((

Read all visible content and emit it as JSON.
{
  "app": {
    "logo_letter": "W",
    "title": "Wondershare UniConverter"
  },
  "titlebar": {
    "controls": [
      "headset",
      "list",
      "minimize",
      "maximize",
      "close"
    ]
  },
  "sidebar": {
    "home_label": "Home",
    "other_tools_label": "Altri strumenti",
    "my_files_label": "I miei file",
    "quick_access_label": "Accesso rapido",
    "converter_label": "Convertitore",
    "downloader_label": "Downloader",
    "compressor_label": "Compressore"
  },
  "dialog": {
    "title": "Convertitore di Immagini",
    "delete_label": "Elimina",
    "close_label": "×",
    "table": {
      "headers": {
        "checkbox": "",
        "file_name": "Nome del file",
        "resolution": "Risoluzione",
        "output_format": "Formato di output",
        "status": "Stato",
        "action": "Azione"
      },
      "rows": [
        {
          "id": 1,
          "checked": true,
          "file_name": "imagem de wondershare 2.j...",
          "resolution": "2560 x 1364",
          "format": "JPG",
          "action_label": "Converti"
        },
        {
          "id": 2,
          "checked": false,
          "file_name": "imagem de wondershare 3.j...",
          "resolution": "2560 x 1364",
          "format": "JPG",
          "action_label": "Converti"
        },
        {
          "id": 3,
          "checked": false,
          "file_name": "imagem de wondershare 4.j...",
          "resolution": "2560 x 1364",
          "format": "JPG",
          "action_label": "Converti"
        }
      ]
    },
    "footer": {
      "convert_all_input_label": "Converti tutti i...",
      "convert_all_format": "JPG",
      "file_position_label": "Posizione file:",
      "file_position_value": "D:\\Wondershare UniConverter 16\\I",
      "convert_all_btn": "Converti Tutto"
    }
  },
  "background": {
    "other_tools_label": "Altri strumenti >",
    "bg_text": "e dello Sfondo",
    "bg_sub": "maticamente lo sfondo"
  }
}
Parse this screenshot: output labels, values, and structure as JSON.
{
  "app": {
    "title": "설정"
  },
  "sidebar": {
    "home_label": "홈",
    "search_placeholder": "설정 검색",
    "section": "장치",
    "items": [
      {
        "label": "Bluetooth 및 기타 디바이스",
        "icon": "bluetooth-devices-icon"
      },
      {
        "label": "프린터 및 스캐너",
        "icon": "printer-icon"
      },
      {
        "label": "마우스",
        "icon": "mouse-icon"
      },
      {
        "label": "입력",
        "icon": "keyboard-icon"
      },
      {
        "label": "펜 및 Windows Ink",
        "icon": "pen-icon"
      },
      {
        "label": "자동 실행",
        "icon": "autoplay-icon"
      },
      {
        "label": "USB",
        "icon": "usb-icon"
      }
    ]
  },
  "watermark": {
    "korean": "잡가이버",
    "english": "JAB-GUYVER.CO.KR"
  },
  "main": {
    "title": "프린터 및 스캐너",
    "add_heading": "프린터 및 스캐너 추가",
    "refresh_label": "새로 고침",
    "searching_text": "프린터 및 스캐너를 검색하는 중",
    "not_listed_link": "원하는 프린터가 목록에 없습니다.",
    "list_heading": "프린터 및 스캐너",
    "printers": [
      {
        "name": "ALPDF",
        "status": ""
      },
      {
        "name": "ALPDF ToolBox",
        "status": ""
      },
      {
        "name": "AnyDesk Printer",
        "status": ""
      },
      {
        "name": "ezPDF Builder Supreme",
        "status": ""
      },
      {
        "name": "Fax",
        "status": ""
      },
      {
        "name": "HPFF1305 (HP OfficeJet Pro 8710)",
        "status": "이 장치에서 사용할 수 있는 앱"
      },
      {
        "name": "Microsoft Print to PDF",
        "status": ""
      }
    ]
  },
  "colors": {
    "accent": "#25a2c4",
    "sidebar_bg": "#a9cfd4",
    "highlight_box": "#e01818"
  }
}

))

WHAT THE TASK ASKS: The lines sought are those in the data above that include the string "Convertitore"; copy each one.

RESULT:
    "converter_label": "Convertitore",
    "title": "Convertitore di Immagini",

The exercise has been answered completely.